It is important to note that the use of containers and VMs are not mutually exclusive – in fact they can often complement each other within a broader software architecture, making it ever more important for companies to invest in software solutions compatible with both technologies.


As the automotive industry continues its digital transformation, containerization has emerged as a transformative technology for managing software complexity and meeting consumer demands. By embracing containers, OEMs can navigate the intricate future of automotive software with confidence, delivering innovative solutions that redefine the driving experience. For a deeper dive into the usage and benefits of containers in automotive software, take a look at this article.


Additional Resources

To learn more about how Wind River along with its embrace of containerization can help amplify your business, explore the following additional resources, or contact us today.

Wind River – VxWorks

Wind River – Over-The-Air Updates

Wind River – Automotive

Wind River – Containers


About the Author

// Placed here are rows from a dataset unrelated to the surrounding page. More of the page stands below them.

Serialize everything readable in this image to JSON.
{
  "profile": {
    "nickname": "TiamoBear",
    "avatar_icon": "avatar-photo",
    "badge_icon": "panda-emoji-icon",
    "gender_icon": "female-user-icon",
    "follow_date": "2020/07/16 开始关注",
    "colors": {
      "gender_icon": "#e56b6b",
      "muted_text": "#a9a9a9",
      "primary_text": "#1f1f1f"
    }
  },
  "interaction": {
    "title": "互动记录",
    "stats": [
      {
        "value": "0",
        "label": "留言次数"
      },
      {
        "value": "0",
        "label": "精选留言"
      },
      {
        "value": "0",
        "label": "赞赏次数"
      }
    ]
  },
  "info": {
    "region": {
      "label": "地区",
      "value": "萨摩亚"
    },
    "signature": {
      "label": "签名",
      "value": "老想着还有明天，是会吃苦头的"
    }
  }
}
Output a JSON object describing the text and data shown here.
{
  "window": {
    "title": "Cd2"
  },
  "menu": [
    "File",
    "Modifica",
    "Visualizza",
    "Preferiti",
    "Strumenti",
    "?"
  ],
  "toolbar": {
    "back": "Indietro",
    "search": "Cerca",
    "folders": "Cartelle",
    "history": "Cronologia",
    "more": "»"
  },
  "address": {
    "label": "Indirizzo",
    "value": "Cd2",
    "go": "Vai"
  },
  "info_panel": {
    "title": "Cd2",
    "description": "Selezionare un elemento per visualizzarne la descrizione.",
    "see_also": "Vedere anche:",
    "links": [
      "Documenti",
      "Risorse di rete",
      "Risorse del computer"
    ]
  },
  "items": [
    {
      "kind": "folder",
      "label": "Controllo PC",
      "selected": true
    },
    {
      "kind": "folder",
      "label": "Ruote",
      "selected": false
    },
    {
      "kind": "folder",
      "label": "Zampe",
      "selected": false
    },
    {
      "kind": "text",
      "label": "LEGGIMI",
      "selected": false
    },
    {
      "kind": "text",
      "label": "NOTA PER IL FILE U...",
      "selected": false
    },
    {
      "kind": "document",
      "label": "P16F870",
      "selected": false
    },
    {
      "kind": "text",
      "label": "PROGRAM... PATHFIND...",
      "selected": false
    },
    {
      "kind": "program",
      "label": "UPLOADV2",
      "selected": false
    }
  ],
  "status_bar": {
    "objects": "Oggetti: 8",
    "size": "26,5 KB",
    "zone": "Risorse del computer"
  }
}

Saleh Bhatti is a Product Marketing Intern at Wind River. Saleh is pursuing his bachelor’s degree in Management Engineering at the University of Waterloo. He is passionate about the intersection between tech and business bringing real value into people’s lives.